Prioritizing consequences will be a significant part of your continuity planning effort, as it provides necessary guidance to how much certain assets should be protected and what systems must be recovered first. The speed of response for these individual systems also will be a key factor in the costs associated with the fault or disaster. Leaders must take a critical look at their infrastructure and determine what items are necessary for their operations and what resources could wait to be restored.
2. Align With Business Standards
This one should be self-explanatory, but it’s easy for organizations to skip this step during BCDR planning because there are so many other factors to consider. TechTarget contributor Paul Kirvan noted that industry standards will provide a great framework for your strategy and will increase your chance of passing a future audit. Aligning the BCDR plan with this guidance helps maintain compliance requirements and establishes a solid starting point to rein in the plan’s scope.
3. Exercise, Revise and Exercise Again
Once the strategy has been created, businesses cannot become complacent. Instead, they must regularly exercise their continuity plans to have peace of mind that those plans will fulfill their intended purpose. Your testing might depend of the type of organization, amount of turnover and any process changes that have occurred since the last evaluation.
CIO contributors Kim Lindros and Ed Tittel noted that leaders can use tabletop exercises, structured walk-throughs and simulations to test specific disaster scenarios, identify gaps and ensure that staff understand what to do. It will be important to include new employees on the test team to detect lapses in information that experienced members might overlook. Organizations cannot let the plan go stale and should revise it at least annually.
4. Have the Proper Systems in Place
The biggest thing a business can do is to have the proper systems in place that will ensure that operations will continue in the event of a disaster. Organizations should also have backup solutions to streamline recovery efforts and restore assets quickly. With these types of tools, users will be able to reduce damage and serve customers during the recovery process.
Continuity planning should be a major priority for businesses.

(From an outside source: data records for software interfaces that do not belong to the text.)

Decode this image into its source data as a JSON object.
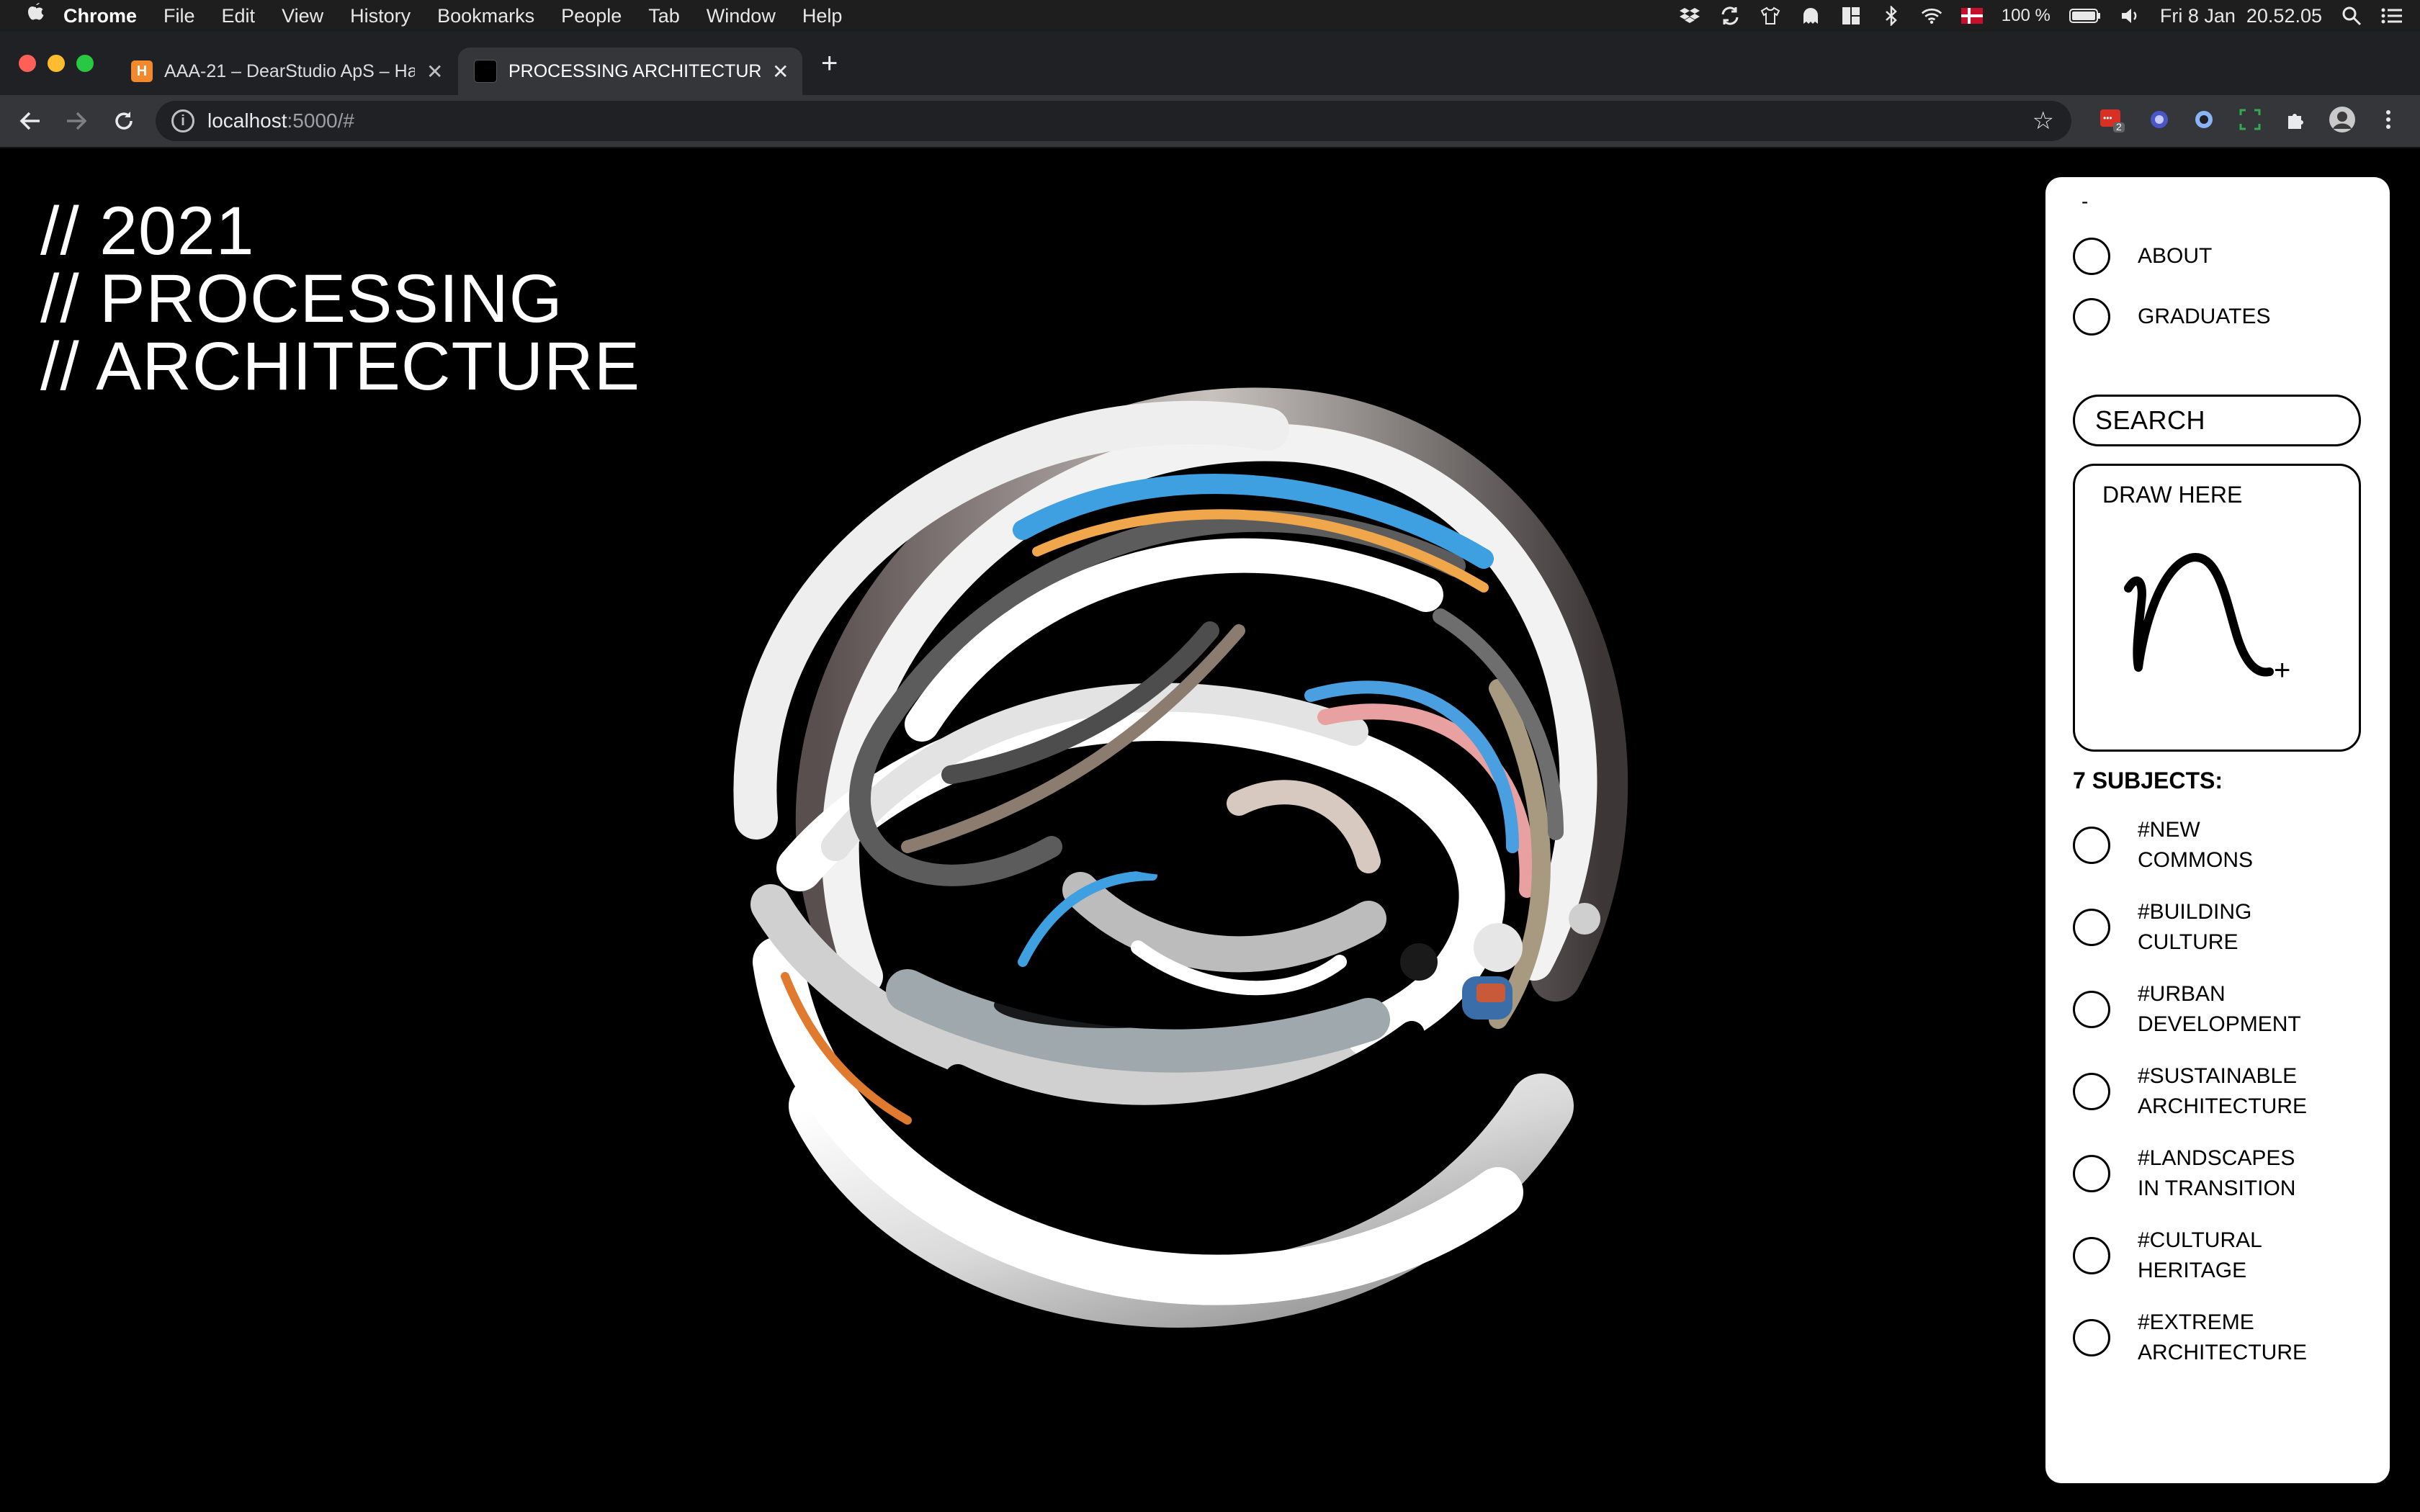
{
  "menubar": {
    "app": "Chrome",
    "items": [
      "File",
      "Edit",
      "View",
      "History",
      "Bookmarks",
      "People",
      "Tab",
      "Window",
      "Help"
    ],
    "battery": "100 %",
    "clock": "Fri 8 Jan  20.52.05"
  },
  "tabs": [
    {
      "title": "AAA-21 – DearStudio ApS – Ha",
      "favicon": "H",
      "favicon_color": "#f28a2d"
    },
    {
      "title": "PROCESSING ARCHITECTURE",
      "favicon": "",
      "favicon_color": "#000000"
    }
  ],
  "address": {
    "host": "localhost",
    "path": ":5000/#"
  },
  "extension_badge": "2",
  "site": {
    "title_lines": [
      "// 2021",
      "// PROCESSING",
      "// ARCHITECTURE"
    ]
  },
  "panel": {
    "dash": "-",
    "nav": [
      {
        "label": "ABOUT"
      },
      {
        "label": "GRADUATES"
      }
    ],
    "search_label": "SEARCH",
    "draw_label": "DRAW HERE",
    "subjects_heading": "7 SUBJECTS:",
    "subjects": [
      "#NEW\nCOMMONS",
      "#BUILDING\nCULTURE",
      "#URBAN\nDEVELOPMENT",
      "#SUSTAINABLE\nARCHITECTURE",
      "#LANDSCAPES\nIN TRANSITION",
      "#CULTURAL\nHERITAGE",
      "#EXTREME\nARCHITECTURE"
    ]
  }
}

By having the proper systems in place, aligning with business standards, analyzing threat tolerance and testing the strategy, organizations can create a solid business continuity and disaster recovery plan that will see them through a variety of disaster scenarios and help them recover quickly.
Source: Wester Jounalism